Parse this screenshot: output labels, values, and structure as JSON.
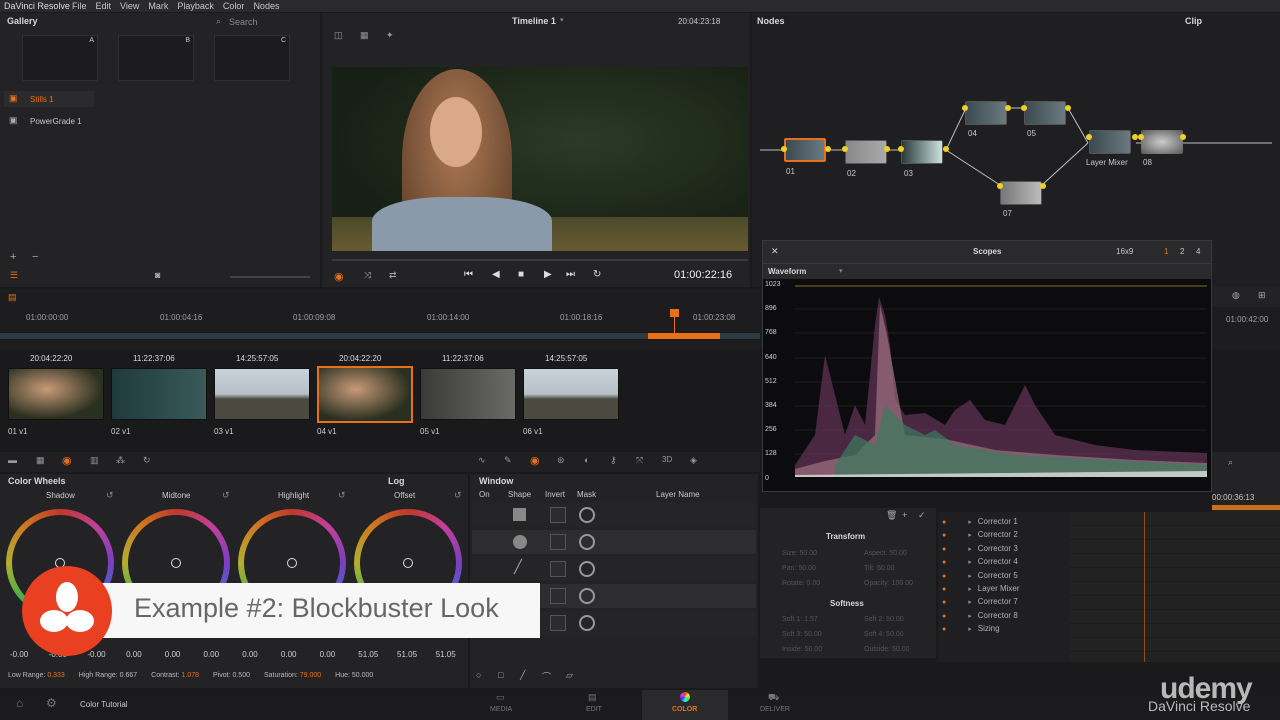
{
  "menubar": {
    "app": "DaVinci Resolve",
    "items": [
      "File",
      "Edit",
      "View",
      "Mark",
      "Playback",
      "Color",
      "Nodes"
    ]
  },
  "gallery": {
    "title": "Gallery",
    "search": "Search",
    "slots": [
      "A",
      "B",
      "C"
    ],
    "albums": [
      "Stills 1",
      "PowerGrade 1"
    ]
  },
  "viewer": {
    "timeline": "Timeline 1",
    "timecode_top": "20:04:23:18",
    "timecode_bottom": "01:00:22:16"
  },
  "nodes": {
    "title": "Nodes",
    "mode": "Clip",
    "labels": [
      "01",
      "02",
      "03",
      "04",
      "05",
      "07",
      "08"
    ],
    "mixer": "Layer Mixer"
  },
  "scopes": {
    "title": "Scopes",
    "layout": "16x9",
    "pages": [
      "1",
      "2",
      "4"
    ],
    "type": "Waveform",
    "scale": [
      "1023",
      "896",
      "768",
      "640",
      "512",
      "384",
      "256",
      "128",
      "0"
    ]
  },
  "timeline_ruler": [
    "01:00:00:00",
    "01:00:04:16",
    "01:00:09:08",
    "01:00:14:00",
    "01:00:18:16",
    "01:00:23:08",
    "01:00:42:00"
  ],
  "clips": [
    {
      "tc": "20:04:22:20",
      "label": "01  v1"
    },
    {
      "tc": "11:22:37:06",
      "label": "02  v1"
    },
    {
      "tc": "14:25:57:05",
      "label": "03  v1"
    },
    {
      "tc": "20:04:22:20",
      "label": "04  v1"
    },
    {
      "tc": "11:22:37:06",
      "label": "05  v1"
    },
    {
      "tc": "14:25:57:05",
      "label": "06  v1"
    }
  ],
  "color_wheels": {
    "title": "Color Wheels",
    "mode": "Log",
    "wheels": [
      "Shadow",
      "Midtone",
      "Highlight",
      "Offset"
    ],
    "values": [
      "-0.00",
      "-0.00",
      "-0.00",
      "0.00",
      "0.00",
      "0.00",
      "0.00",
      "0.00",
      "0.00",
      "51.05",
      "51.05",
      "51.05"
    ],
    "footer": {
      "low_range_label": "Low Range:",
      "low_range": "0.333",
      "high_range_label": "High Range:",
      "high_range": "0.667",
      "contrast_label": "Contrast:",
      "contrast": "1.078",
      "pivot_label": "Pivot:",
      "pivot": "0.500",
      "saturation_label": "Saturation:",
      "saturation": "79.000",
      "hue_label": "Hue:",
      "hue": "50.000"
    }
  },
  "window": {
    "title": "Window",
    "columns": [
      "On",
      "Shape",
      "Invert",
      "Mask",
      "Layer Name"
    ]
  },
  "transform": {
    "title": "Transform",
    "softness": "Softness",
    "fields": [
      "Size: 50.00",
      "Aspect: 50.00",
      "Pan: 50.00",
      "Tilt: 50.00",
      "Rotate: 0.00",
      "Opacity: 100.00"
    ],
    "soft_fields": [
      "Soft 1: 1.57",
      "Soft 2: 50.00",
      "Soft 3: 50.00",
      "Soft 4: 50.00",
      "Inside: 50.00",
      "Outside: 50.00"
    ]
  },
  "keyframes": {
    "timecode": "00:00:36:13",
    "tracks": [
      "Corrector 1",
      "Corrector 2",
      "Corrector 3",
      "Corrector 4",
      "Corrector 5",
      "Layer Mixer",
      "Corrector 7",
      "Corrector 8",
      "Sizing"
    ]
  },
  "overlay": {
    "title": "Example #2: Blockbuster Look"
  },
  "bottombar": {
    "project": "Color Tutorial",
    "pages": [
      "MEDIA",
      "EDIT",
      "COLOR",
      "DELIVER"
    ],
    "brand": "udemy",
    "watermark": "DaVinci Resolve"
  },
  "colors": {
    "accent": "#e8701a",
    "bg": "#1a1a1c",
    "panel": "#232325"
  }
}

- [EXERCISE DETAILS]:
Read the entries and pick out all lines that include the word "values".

- [SOLUTION TO THE PROBLEM]:
Parse this screenshot: output labels, values, and structure as JSON.
    "values": [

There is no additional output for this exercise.